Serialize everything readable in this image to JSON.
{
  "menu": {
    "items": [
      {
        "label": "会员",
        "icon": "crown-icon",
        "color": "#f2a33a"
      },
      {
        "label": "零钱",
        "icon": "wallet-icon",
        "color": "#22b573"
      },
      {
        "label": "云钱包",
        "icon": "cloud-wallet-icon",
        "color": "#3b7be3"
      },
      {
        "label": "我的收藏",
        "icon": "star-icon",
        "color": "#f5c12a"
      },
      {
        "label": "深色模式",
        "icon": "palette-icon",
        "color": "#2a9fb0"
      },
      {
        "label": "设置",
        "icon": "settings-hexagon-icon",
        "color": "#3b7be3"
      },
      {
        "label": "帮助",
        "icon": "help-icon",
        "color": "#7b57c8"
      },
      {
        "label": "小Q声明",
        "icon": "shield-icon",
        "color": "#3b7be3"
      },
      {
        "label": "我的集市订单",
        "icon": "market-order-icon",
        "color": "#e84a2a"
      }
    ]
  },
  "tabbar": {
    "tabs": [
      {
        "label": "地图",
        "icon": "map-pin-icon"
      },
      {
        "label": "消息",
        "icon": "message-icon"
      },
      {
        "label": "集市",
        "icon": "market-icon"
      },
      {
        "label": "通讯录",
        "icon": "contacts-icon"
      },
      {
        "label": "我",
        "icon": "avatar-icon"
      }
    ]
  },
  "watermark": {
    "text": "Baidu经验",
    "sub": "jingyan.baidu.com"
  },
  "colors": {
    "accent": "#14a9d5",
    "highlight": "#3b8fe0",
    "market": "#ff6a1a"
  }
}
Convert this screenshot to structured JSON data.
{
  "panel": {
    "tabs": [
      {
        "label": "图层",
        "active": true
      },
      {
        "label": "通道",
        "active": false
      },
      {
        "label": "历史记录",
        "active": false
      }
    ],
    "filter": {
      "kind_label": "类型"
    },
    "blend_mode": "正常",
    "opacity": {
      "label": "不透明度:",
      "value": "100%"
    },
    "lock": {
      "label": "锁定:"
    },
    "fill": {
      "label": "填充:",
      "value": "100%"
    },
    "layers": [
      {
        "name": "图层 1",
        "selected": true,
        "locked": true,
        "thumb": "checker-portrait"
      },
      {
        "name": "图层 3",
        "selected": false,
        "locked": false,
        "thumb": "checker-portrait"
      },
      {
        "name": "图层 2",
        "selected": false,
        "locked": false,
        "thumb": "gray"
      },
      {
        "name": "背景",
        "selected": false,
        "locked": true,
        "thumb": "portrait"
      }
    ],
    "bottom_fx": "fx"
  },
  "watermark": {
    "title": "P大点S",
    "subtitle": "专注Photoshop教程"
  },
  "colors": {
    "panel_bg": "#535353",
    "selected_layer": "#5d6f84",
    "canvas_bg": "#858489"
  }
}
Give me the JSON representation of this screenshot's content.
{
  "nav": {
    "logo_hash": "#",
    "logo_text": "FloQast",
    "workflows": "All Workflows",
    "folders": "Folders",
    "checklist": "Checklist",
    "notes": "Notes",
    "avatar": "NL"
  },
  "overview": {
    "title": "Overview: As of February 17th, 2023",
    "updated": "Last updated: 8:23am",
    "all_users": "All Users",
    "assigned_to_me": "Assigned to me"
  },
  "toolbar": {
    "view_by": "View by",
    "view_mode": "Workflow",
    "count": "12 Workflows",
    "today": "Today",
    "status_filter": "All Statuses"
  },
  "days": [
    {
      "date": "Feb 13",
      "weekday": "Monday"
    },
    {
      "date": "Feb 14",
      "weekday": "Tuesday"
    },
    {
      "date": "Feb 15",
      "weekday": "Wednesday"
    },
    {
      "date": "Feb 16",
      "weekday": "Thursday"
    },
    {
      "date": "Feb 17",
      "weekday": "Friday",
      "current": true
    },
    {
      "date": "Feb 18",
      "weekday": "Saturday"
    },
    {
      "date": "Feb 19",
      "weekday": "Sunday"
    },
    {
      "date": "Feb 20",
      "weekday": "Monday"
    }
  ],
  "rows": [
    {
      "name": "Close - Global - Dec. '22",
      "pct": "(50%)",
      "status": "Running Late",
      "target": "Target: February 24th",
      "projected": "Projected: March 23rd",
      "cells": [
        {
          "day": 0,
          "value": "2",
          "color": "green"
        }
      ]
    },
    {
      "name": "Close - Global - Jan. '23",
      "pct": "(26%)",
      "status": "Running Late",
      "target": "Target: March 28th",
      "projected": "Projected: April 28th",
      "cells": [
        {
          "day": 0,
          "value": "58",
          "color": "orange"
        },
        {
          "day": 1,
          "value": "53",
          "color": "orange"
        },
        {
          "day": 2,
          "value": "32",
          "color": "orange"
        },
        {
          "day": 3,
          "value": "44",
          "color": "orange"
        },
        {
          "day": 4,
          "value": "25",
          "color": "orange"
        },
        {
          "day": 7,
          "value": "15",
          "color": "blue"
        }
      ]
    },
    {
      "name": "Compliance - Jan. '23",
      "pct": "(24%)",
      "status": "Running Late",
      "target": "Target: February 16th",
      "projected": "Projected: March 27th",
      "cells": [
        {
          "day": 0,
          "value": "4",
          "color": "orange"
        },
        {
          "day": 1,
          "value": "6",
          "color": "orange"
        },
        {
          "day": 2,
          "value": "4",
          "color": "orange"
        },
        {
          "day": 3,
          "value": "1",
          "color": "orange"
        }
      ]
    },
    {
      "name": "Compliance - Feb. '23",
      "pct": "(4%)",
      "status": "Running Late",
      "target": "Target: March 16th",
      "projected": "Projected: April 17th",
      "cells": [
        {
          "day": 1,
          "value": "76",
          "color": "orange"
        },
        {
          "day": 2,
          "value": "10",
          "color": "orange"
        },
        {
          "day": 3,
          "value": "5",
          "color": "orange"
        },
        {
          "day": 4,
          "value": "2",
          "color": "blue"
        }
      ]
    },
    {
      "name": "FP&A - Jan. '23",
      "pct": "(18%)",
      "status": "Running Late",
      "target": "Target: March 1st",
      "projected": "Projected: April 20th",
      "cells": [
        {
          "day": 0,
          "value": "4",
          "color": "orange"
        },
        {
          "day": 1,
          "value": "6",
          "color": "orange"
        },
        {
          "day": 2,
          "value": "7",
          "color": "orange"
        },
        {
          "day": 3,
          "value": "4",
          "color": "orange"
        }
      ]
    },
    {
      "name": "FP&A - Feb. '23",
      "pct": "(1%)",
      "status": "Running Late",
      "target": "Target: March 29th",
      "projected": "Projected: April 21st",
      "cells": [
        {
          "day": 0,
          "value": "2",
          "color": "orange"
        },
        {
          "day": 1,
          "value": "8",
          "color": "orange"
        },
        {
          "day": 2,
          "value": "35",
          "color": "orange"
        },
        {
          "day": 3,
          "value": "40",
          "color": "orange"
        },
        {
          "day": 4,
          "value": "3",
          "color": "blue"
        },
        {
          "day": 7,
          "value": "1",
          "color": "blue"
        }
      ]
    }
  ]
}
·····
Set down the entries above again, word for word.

[EXERCISE RESPONSE]
Serialize everything readable in this image to JSON.
{
  "menu": {
    "items": [
      {
        "label": "会员",
        "icon": "crown-icon",
        "color": "#f2a33a"
      },
      {
        "label": "零钱",
        "icon": "wallet-icon",
        "color": "#22b573"
      },
      {
        "label": "云钱包",
        "icon": "cloud-wallet-icon",
        "color": "#3b7be3"
      },
      {
        "label": "我的收藏",
        "icon": "star-icon",
        "color": "#f5c12a"
      },
      {
        "label": "深色模式",
        "icon": "palette-icon",
        "color": "#2a9fb0"
      },
      {
        "label": "设置",
        "icon": "settings-hexagon-icon",
        "color": "#3b7be3"
      },
      {
        "label": "帮助",
        "icon": "help-icon",
        "color": "#7b57c8"
      },
      {
        "label": "小Q声明",
        "icon": "shield-icon",
        "color": "#3b7be3"
      },
      {
        "label": "我的集市订单",
        "icon": "market-order-icon",
        "color": "#e84a2a"
      }
    ]
  },
  "tabbar": {
    "tabs": [
      {
        "label": "地图",
        "icon": "map-pin-icon"
      },
      {
        "label": "消息",
        "icon": "message-icon"
      },
      {
        "label": "集市",
        "icon": "market-icon"
      },
      {
        "label": "通讯录",
        "icon": "contacts-icon"
      },
      {
        "label": "我",
        "icon": "avatar-icon"
      }
    ]
  },
  "watermark": {
    "text": "Baidu经验",
    "sub": "jingyan.baidu.com"
  },
  "colors": {
    "accent": "#14a9d5",
    "highlight": "#3b8fe0",
    "market": "#ff6a1a"
  }
}
Convert this screenshot to structured JSON data.
{
  "panel": {
    "tabs": [
      {
        "label": "图层",
        "active": true
      },
      {
        "label": "通道",
        "active": false
      },
      {
        "label": "历史记录",
        "active": false
      }
    ],
    "filter": {
      "kind_label": "类型"
    },
    "blend_mode": "正常",
    "opacity": {
      "label": "不透明度:",
      "value": "100%"
    },
    "lock": {
      "label": "锁定:"
    },
    "fill": {
      "label": "填充:",
      "value": "100%"
    },
    "layers": [
      {
        "name": "图层 1",
        "selected": true,
        "locked": true,
        "thumb": "checker-portrait"
      },
      {
        "name": "图层 3",
        "selected": false,
        "locked": false,
        "thumb": "checker-portrait"
      },
      {
        "name": "图层 2",
        "selected": false,
        "locked": false,
        "thumb": "gray"
      },
      {
        "name": "背景",
        "selected": false,
        "locked": true,
        "thumb": "portrait"
      }
    ],
    "bottom_fx": "fx"
  },
  "watermark": {
    "title": "P大点S",
    "subtitle": "专注Photoshop教程"
  },
  "colors": {
    "panel_bg": "#535353",
    "selected_layer": "#5d6f84",
    "canvas_bg": "#858489"
  }
}
Give me the JSON representation of this screenshot's content.
{
  "nav": {
    "logo_hash": "#",
    "logo_text": "FloQast",
    "workflows": "All Workflows",
    "folders": "Folders",
    "checklist": "Checklist",
    "notes": "Notes",
    "avatar": "NL"
  },
  "overview": {
    "title": "Overview: As of February 17th, 2023",
    "updated": "Last updated: 8:23am",
    "all_users": "All Users",
    "assigned_to_me": "Assigned to me"
  },
  "toolbar": {
    "view_by": "View by",
    "view_mode": "Workflow",
    "count": "12 Workflows",
    "today": "Today",
    "status_filter": "All Statuses"
  },
  "days": [
    {
      "date": "Feb 13",
      "weekday": "Monday"
    },
    {
      "date": "Feb 14",
      "weekday": "Tuesday"
    },
    {
      "date": "Feb 15",
      "weekday": "Wednesday"
    },
    {
      "date": "Feb 16",
      "weekday": "Thursday"
    },
    {
      "date": "Feb 17",
      "weekday": "Friday",
      "current": true
    },
    {
      "date": "Feb 18",
      "weekday": "Saturday"
    },
    {
      "date": "Feb 19",
      "weekday": "Sunday"
    },
    {
      "date": "Feb 20",
      "weekday": "Monday"
    }
  ],
  "rows": [
    {
      "name": "Close - Global - Dec. '22",
      "pct": "(50%)",
      "status": "Running Late",
      "target": "Target: February 24th",
      "projected": "Projected: March 23rd",
      "cells": [
        {
          "day": 0,
          "value": "2",
          "color": "green"
        }
      ]
    },
    {
      "name": "Close - Global - Jan. '23",
      "pct": "(26%)",
      "status": "Running Late",
      "target": "Target: March 28th",
      "projected": "Projected: April 28th",
      "cells": [
        {
          "day": 0,
          "value": "58",
          "color": "orange"
        },
        {
          "day": 1,
          "value": "53",
          "color": "orange"
        },
        {
          "day": 2,
          "value": "32",
          "color": "orange"
        },
        {
          "day": 3,
          "value": "44",
          "color": "orange"
        },
        {
          "day": 4,
          "value": "25",
          "color": "orange"
        },
        {
          "day": 7,
          "value": "15",
          "color": "blue"
        }
      ]
    },
    {
      "name": "Compliance - Jan. '23",
      "pct": "(24%)",
      "status": "Running Late",
      "target": "Target: February 16th",
      "projected": "Projected: March 27th",
      "cells": [
        {
          "day": 0,
          "value": "4",
          "color": "orange"
        },
        {
          "day": 1,
          "value": "6",
          "color": "orange"
        },
        {
          "day": 2,
          "value": "4",
          "color": "orange"
        },
        {
          "day": 3,
          "value": "1",
          "color": "orange"
        }
      ]
    },
    {
      "name": "Compliance - Feb. '23",
      "pct": "(4%)",
      "status": "Running Late",
      "target": "Target: March 16th",
      "projected": "Projected: April 17th",
      "cells": [
        {
          "day": 1,
          "value": "76",
          "color": "orange"
        },
        {
          "day": 2,
          "value": "10",
          "color": "orange"
        },
        {
          "day": 3,
          "value": "5",
          "color": "orange"
        },
        {
          "day": 4,
          "value": "2",
          "color": "blue"
        }
      ]
    },
    {
      "name": "FP&A - Jan. '23",
      "pct": "(18%)",
      "status": "Running Late",
      "target": "Target: March 1st",
      "projected": "Projected: April 20th",
      "cells": [
        {
          "day": 0,
          "value": "4",
          "color": "orange"
        },
        {
          "day": 1,
          "value": "6",
          "color": "orange"
        },
        {
          "day": 2,
          "value": "7",
          "color": "orange"
        },
        {
          "day": 3,
          "value": "4",
          "color": "orange"
        }
      ]
    },
    {
      "name": "FP&A - Feb. '23",
      "pct": "(1%)",
      "status": "Running Late",
      "target": "Target: March 29th",
      "projected": "Projected: April 21st",
      "cells": [
        {
          "day": 0,
          "value": "2",
          "color": "orange"
        },
        {
          "day": 1,
          "value": "8",
          "color": "orange"
        },
        {
          "day": 2,
          "value": "35",
          "color": "orange"
        },
        {
          "day": 3,
          "value": "40",
          "color": "orange"
        },
        {
          "day": 4,
          "value": "3",
          "color": "blue"
        },
        {
          "day": 7,
          "value": "1",
          "color": "blue"
        }
      ]
    }
  ]
}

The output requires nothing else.